When thinking about fundraising from the nonprofit side, I have the image of myself standing in front of a wall, at a dry spigot, with an empty bowl in my hands. The handle controlling that spigot is on the other side of the wall from which the spigot protrudes. And there is someone on the other side of that wall who will, or will not, turn on the tap to let the water (money) flow. What, I wonder, can I do to impress the person behind the wall enough to get them to turn the handle?

How transparent can I be with this donor/foundation? Can I talk to them about what’s really going on behind the metrics, our budget and our program? How do I explain that in a small nonprofit, staff costs are the same as program costs? Is there any flexibility in the funding, or do we need to follow the budget to the penny?

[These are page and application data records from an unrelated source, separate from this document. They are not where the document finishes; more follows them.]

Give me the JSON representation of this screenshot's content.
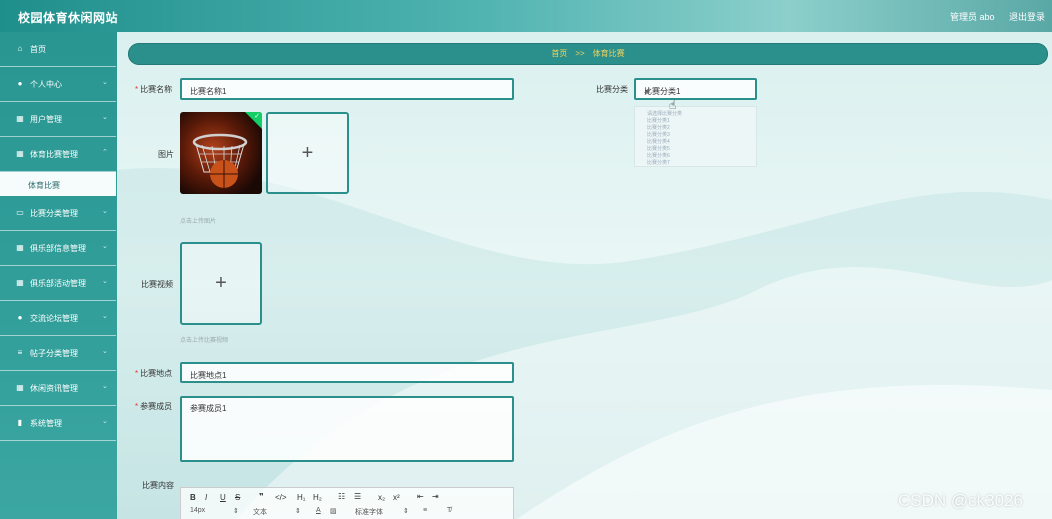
{
  "header": {
    "site_title": "校园体育休闲网站",
    "admin_label": "管理员 abo",
    "logout_label": "退出登录"
  },
  "sidebar": {
    "items": [
      {
        "icon": "home-icon",
        "label": "首页"
      },
      {
        "icon": "user-icon",
        "label": "个人中心"
      },
      {
        "icon": "grid-icon",
        "label": "用户管理"
      },
      {
        "icon": "grid-icon",
        "label": "体育比赛管理"
      },
      {
        "icon": "monitor-icon",
        "label": "比赛分类管理"
      },
      {
        "icon": "grid-icon",
        "label": "俱乐部信息管理"
      },
      {
        "icon": "grid-icon",
        "label": "俱乐部活动管理"
      },
      {
        "icon": "user-icon",
        "label": "交流论坛管理"
      },
      {
        "icon": "list-icon",
        "label": "帖子分类管理"
      },
      {
        "icon": "table-icon",
        "label": "休闲资讯管理"
      },
      {
        "icon": "chart-icon",
        "label": "系统管理"
      }
    ],
    "sub_item": "体育比赛"
  },
  "breadcrumb": {
    "home": "首页",
    "separator": ">>",
    "current": "体育比赛"
  },
  "form": {
    "name_label": "比赛名称",
    "name_value": "比赛名称1",
    "category_label": "比赛分类",
    "category_value": "比赛分类1",
    "image_label": "图片",
    "image_hint": "点击上传图片",
    "video_label": "比赛视频",
    "video_hint": "点击上传比赛视频",
    "location_label": "比赛地点",
    "location_value": "比赛地点1",
    "members_label": "参赛成员",
    "members_value": "参赛成员1",
    "content_label": "比赛内容"
  },
  "dropdown_options": [
    "请选择比赛分类",
    "比赛分类1",
    "比赛分类2",
    "比赛分类3",
    "比赛分类4",
    "比赛分类5",
    "比赛分类6",
    "比赛分类7"
  ],
  "editor": {
    "font_size": "14px",
    "text_type": "文本",
    "font_family": "标准字体"
  },
  "watermark": "CSDN @ck3026"
}
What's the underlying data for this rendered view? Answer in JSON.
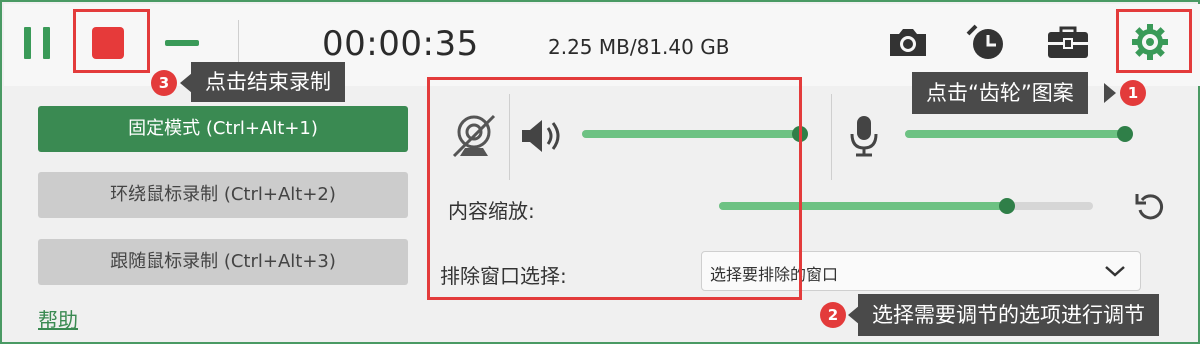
{
  "toolbar": {
    "timer": "00:00:35",
    "storage": "2.25 MB/81.40 GB",
    "icons": [
      "pause-icon",
      "stop-icon",
      "minimize-icon",
      "camera-icon",
      "alarm-clock-icon",
      "toolbox-icon",
      "gear-icon"
    ]
  },
  "modes": [
    {
      "label": "固定模式 (Ctrl+Alt+1)",
      "active": true
    },
    {
      "label": "环绕鼠标录制 (Ctrl+Alt+2)",
      "active": false
    },
    {
      "label": "跟随鼠标录制 (Ctrl+Alt+3)",
      "active": false
    }
  ],
  "help_label": "帮助",
  "audio": {
    "webcam_icon": "webcam-off-icon",
    "speaker_icon": "speaker-icon",
    "speaker_level": 0.99,
    "mic_icon": "microphone-icon",
    "mic_level": 1.0
  },
  "zoom": {
    "label": "内容缩放:",
    "level": 0.77,
    "reset_icon": "reset-icon"
  },
  "exclude": {
    "label": "排除窗口选择:",
    "value": "选择要排除的窗口"
  },
  "annotations": {
    "one": {
      "number": "1",
      "text": "点击“齿轮”图案"
    },
    "two": {
      "number": "2",
      "text": "选择需要调节的选项进行调节"
    },
    "three": {
      "number": "3",
      "text": "点击结束录制"
    }
  },
  "colors": {
    "accent": "#3a8a52",
    "slider": "#6dc283",
    "stop": "#e63a3a",
    "annotation": "#e33b3b"
  }
}
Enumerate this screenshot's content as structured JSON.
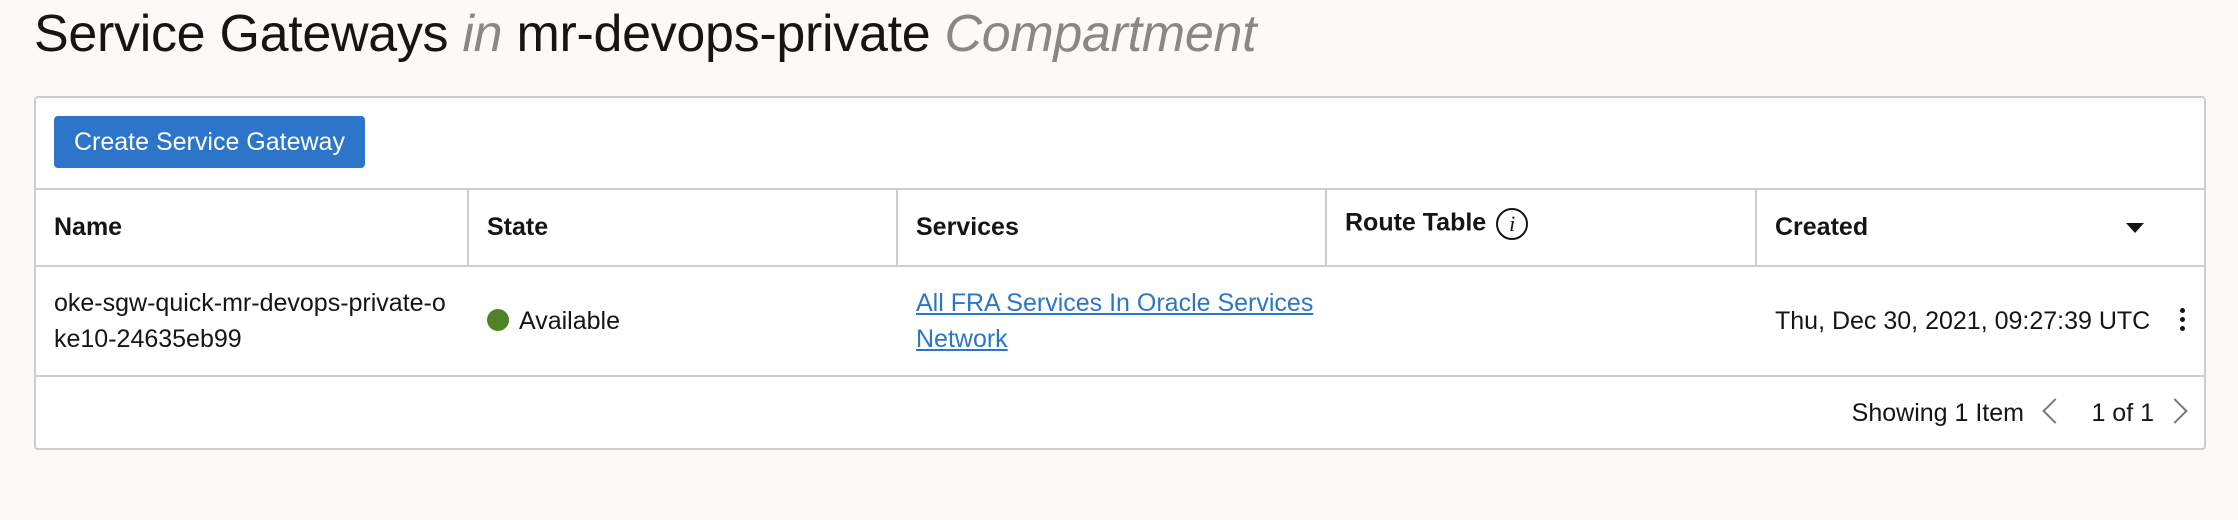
{
  "header": {
    "title_main": "Service Gateways",
    "title_in": "in",
    "compartment_name": "mr-devops-private",
    "compartment_label": "Compartment"
  },
  "toolbar": {
    "create_label": "Create Service Gateway"
  },
  "table": {
    "columns": {
      "name": "Name",
      "state": "State",
      "services": "Services",
      "route_table": "Route Table",
      "created": "Created"
    },
    "rows": [
      {
        "name": "oke-sgw-quick-mr-devops-private-oke10-24635eb99",
        "state": "Available",
        "services": "All FRA Services In Oracle Services Network",
        "route_table": "",
        "created": "Thu, Dec 30, 2021, 09:27:39 UTC"
      }
    ]
  },
  "footer": {
    "count_text": "Showing 1 Item",
    "page_text": "1 of 1"
  },
  "colors": {
    "primary": "#2c75c9",
    "status_available": "#508223",
    "link": "#2c75c9"
  },
  "icons": {
    "info": "info-icon",
    "sort": "caret-down-icon",
    "actions": "kebab-menu-icon",
    "prev": "chevron-left-icon",
    "next": "chevron-right-icon"
  }
}
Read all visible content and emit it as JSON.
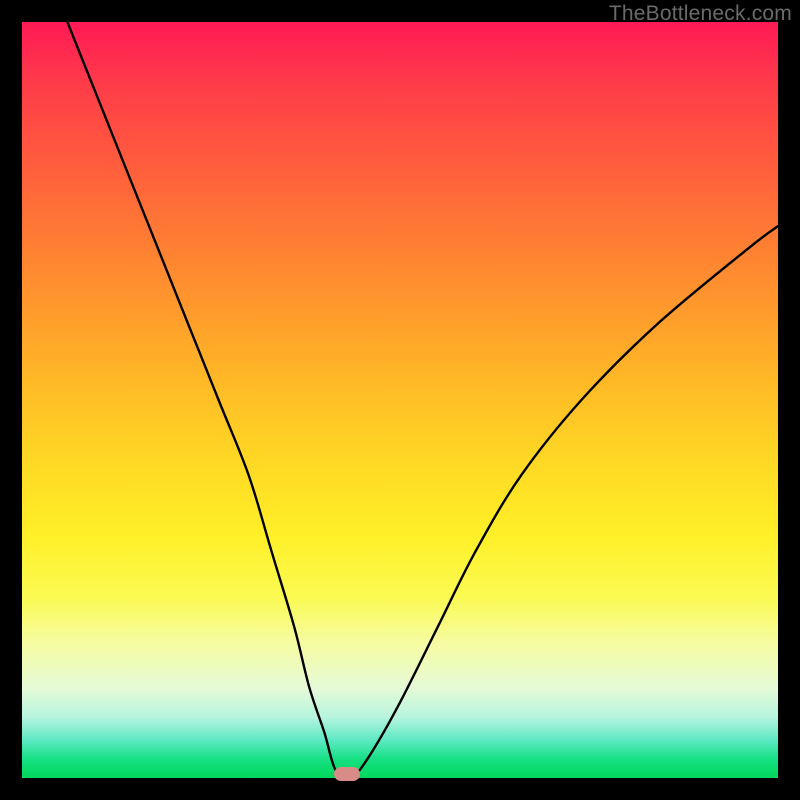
{
  "watermark": "TheBottleneck.com",
  "chart_data": {
    "type": "line",
    "title": "",
    "xlabel": "",
    "ylabel": "",
    "xlim": [
      0,
      100
    ],
    "ylim": [
      0,
      100
    ],
    "grid": false,
    "legend": false,
    "background": "vertical-gradient red→orange→yellow→green",
    "series": [
      {
        "name": "bottleneck-curve",
        "x": [
          6,
          10,
          14,
          18,
          22,
          26,
          30,
          33,
          36,
          38,
          40,
          41.5,
          43.5,
          46,
          50,
          55,
          60,
          66,
          74,
          84,
          96,
          100
        ],
        "y": [
          100,
          90,
          80,
          70,
          60,
          50,
          40,
          30,
          20,
          12,
          6,
          1,
          0,
          3,
          10,
          20,
          30,
          40,
          50,
          60,
          70,
          73
        ]
      }
    ],
    "marker": {
      "x": 43,
      "y": 0,
      "shape": "pill",
      "color": "#d88b87"
    }
  },
  "colors": {
    "frame": "#000000",
    "curve": "#000000",
    "watermark": "#6a6a6a",
    "marker": "#d88b87"
  }
}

This is the reality for many nonprofits; they do the work and raise the money because they are committed to the missions of their organizations, and they are often afraid of the very people upon which their organizations depend—their funders. There is a power imbalance between those with the funds and those asking for the funds and, because of the nonprofit’s commitment to the mission, the staff live with it and do the best they can.

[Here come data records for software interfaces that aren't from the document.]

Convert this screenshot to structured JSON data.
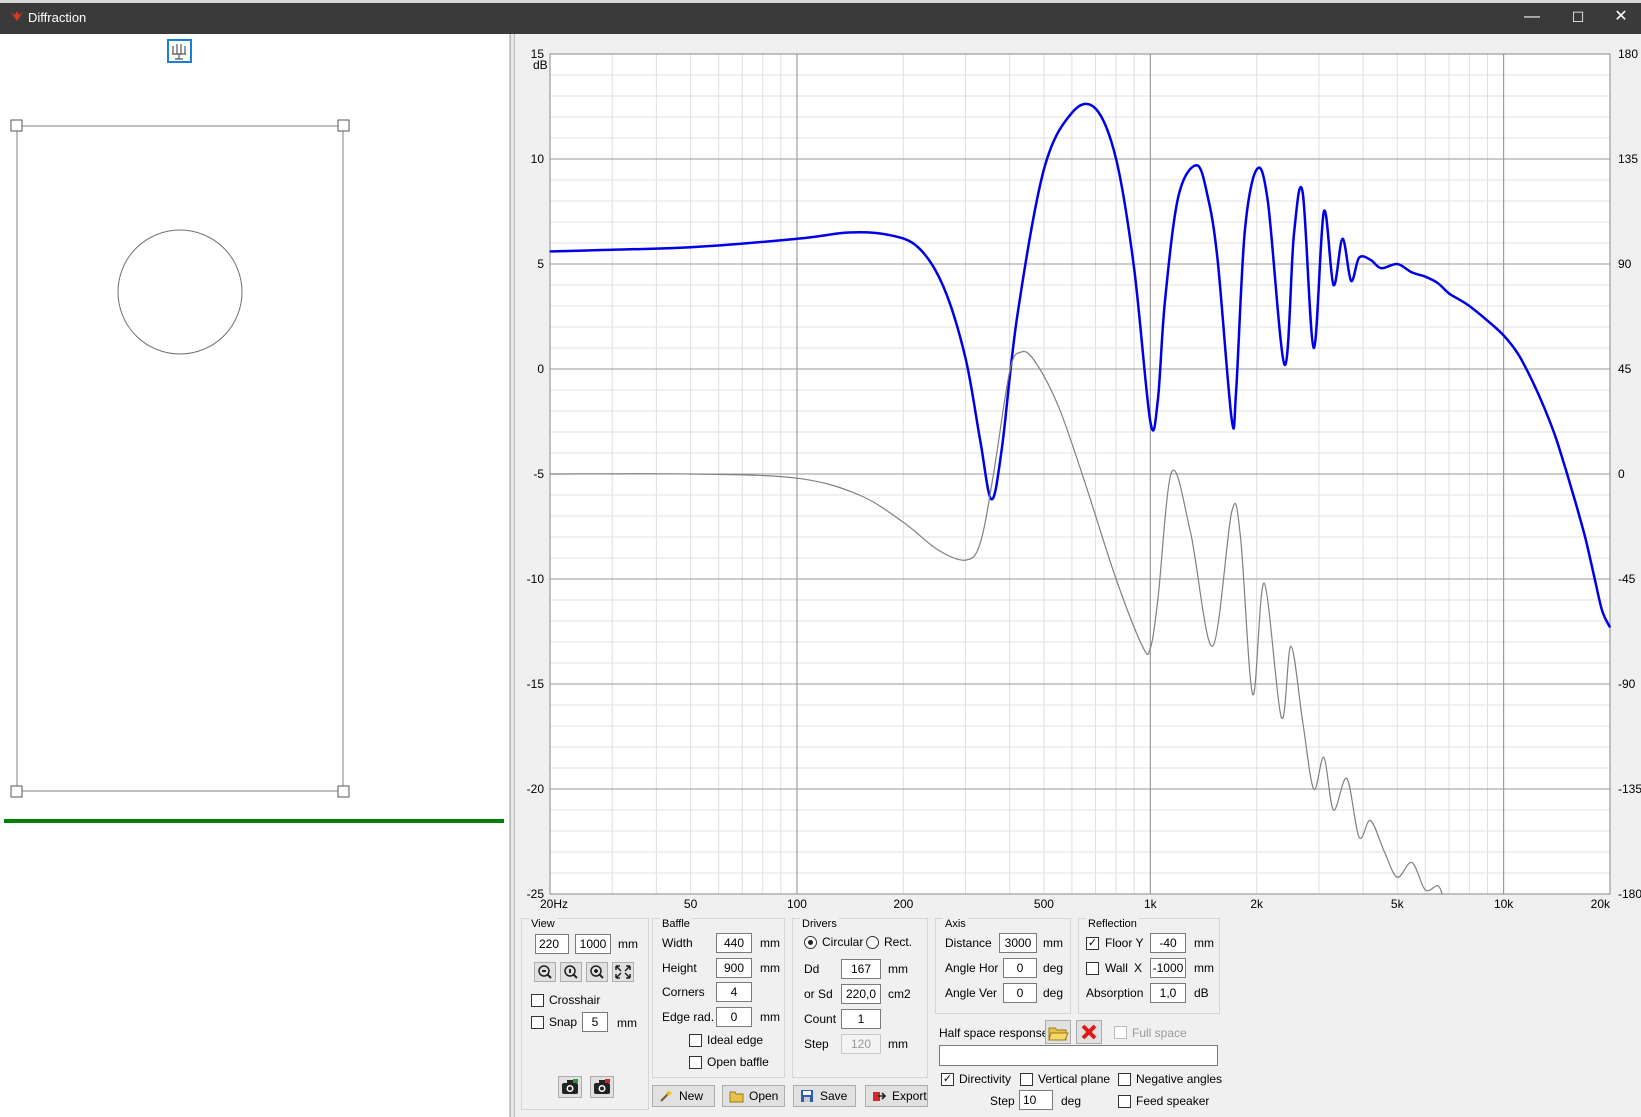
{
  "window": {
    "title": "Diffraction",
    "minimize": "—",
    "maximize": "☐",
    "close": "✕"
  },
  "colors": {
    "titlebar": "#3a3a3a",
    "response_curve": "#0000e6",
    "secondary_curve": "#808080",
    "green_bar": "#008000"
  },
  "chart_data": {
    "type": "line",
    "x_scale": "log",
    "xlim": [
      20,
      20000
    ],
    "ylim": [
      -25,
      15
    ],
    "ylabel": "dB",
    "y_ticks": [
      "15",
      "10",
      "5",
      "0",
      "-5",
      "-10",
      "-15",
      "-20",
      "-25"
    ],
    "y2_ticks": [
      "180",
      "135",
      "90",
      "45",
      "0",
      "-45",
      "-90",
      "-135",
      "-180"
    ],
    "x_ticks": [
      {
        "v": 20,
        "label": "20Hz"
      },
      {
        "v": 50,
        "label": "50"
      },
      {
        "v": 100,
        "label": "100"
      },
      {
        "v": 200,
        "label": "200"
      },
      {
        "v": 500,
        "label": "500"
      },
      {
        "v": 1000,
        "label": "1k"
      },
      {
        "v": 2000,
        "label": "2k"
      },
      {
        "v": 5000,
        "label": "5k"
      },
      {
        "v": 10000,
        "label": "10k"
      },
      {
        "v": 20000,
        "label": "20k"
      }
    ],
    "grid": true,
    "series": [
      {
        "color": "#0000e6",
        "x": [
          20,
          50,
          100,
          140,
          180,
          220,
          260,
          300,
          330,
          355,
          380,
          420,
          500,
          600,
          700,
          800,
          900,
          1000,
          1050,
          1100,
          1200,
          1350,
          1450,
          1550,
          1700,
          1750,
          1850,
          2000,
          2150,
          2400,
          2550,
          2700,
          2900,
          3100,
          3300,
          3500,
          3700,
          3900,
          4200,
          4500,
          5000,
          5500,
          6000,
          6500,
          7000,
          7500,
          8000,
          9000,
          10000,
          11000,
          12000,
          13000,
          14000,
          15000,
          16000,
          17000,
          18000,
          19000,
          20000
        ],
        "y": [
          5.6,
          5.8,
          6.2,
          6.5,
          6.4,
          5.8,
          3.9,
          0.5,
          -3.4,
          -6.2,
          -3.8,
          2.5,
          9.5,
          12.2,
          12.4,
          10.0,
          4.8,
          -2.5,
          -1.5,
          3.2,
          8.2,
          9.7,
          8.3,
          5.2,
          -2.4,
          -1.0,
          6.5,
          9.5,
          8.0,
          0.2,
          6.4,
          8.4,
          1.0,
          7.5,
          4.0,
          6.2,
          4.2,
          5.3,
          5.2,
          4.8,
          5.0,
          4.6,
          4.4,
          4.1,
          3.6,
          3.3,
          3.0,
          2.3,
          1.6,
          0.7,
          -0.5,
          -1.8,
          -3.2,
          -4.8,
          -6.4,
          -8.0,
          -9.8,
          -11.5,
          -12.3
        ]
      },
      {
        "color": "#808080",
        "x": [
          20,
          50,
          100,
          150,
          200,
          250,
          300,
          330,
          360,
          400,
          430,
          470,
          550,
          650,
          800,
          950,
          1000,
          1050,
          1150,
          1300,
          1500,
          1700,
          1800,
          1950,
          2100,
          2350,
          2500,
          2700,
          2900,
          3100,
          3300,
          3600,
          3900,
          4200,
          4600,
          5000,
          5500,
          6000,
          6500,
          6700
        ],
        "y": [
          -5.0,
          -5.0,
          -5.2,
          -6.0,
          -7.3,
          -8.6,
          -9.1,
          -8.3,
          -5.0,
          -0.1,
          0.8,
          0.4,
          -1.8,
          -5.3,
          -10.0,
          -13.2,
          -13.3,
          -11.0,
          -4.9,
          -7.8,
          -13.2,
          -6.8,
          -8.0,
          -15.5,
          -10.2,
          -16.6,
          -13.2,
          -16.8,
          -20.0,
          -18.5,
          -21.0,
          -19.5,
          -22.3,
          -21.5,
          -23.0,
          -24.2,
          -23.5,
          -24.8,
          -24.6,
          -25.0
        ]
      }
    ]
  },
  "view": {
    "label": "View",
    "x_value": "220",
    "y_value": "1000",
    "unit": "mm",
    "crosshair_label": "Crosshair",
    "snap_label": "Snap",
    "snap_value": "5",
    "snap_unit": "mm"
  },
  "baffle": {
    "label": "Baffle",
    "width_label": "Width",
    "width_value": "440",
    "width_unit": "mm",
    "height_label": "Height",
    "height_value": "900",
    "height_unit": "mm",
    "corners_label": "Corners",
    "corners_value": "4",
    "edge_label": "Edge rad.",
    "edge_value": "0",
    "edge_unit": "mm",
    "ideal_edge_label": "Ideal edge",
    "open_baffle_label": "Open baffle"
  },
  "drivers": {
    "label": "Drivers",
    "circular_label": "Circular",
    "rect_label": "Rect.",
    "dd_label": "Dd",
    "dd_value": "167",
    "dd_unit": "mm",
    "sd_label": "or Sd",
    "sd_value": "220,0",
    "sd_unit": "cm2",
    "count_label": "Count",
    "count_value": "1",
    "step_label": "Step",
    "step_value": "120",
    "step_unit": "mm"
  },
  "axis": {
    "label": "Axis",
    "distance_label": "Distance",
    "distance_value": "3000",
    "distance_unit": "mm",
    "angle_hor_label": "Angle Hor",
    "angle_hor_value": "0",
    "angle_hor_unit": "deg",
    "angle_ver_label": "Angle Ver",
    "angle_ver_value": "0",
    "angle_ver_unit": "deg"
  },
  "reflection": {
    "label": "Reflection",
    "floor_label": "Floor Y",
    "floor_value": "-40",
    "floor_unit": "mm",
    "wall_label": "Wall",
    "wall_axis": "X",
    "wall_value": "-1000",
    "wall_unit": "mm",
    "absorption_label": "Absorption",
    "absorption_value": "1,0",
    "absorption_unit": "dB"
  },
  "half_space": {
    "label": "Half space response",
    "full_space_label": "Full space",
    "file_value": ""
  },
  "directivity": {
    "directivity_label": "Directivity",
    "vertical_plane_label": "Vertical plane",
    "negative_angles_label": "Negative angles",
    "step_label": "Step",
    "step_value": "10",
    "step_unit": "deg",
    "feed_speaker_label": "Feed speaker"
  },
  "buttons": {
    "new": "New",
    "open": "Open",
    "save": "Save",
    "export": "Export"
  }
}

Here are a couple of questions that have come up for me during the past three years, and it would be wonderful to hear additional questions and/or ideas from the Exponent community:

  • Does your foundation/fund operate internally—your ways of working, your processes and procedures—in a way that reflects the world your mission is designed to create?
  • How does your giving reflect the idea that those within and served by the organizations you fund have the same intrinsic value as you and those within your foundation/fund?
  • Are your giving requirements—proposal writing, reporting, contacts, visits—in line with your values and the changes your fund/foundation want to create?
  • As a lean funder, do you experience any of the same issues experienced by those you fund?

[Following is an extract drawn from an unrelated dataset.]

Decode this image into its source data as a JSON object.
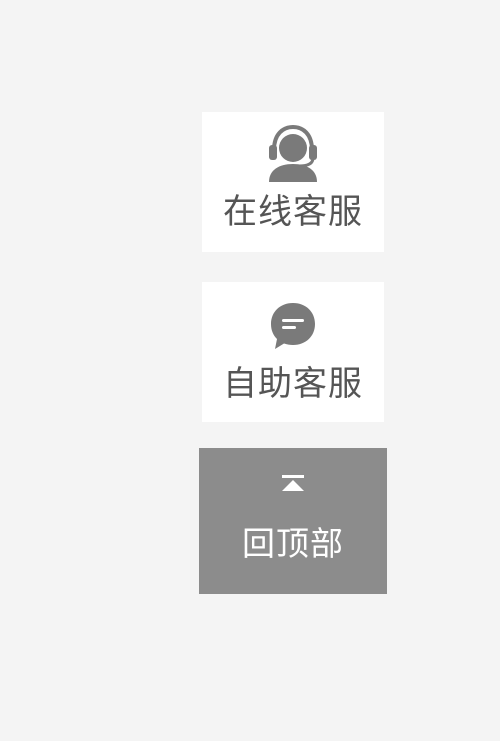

Read the full article about power dynamics in philanthropy by Lori Heninger at Exponent Philanthropy.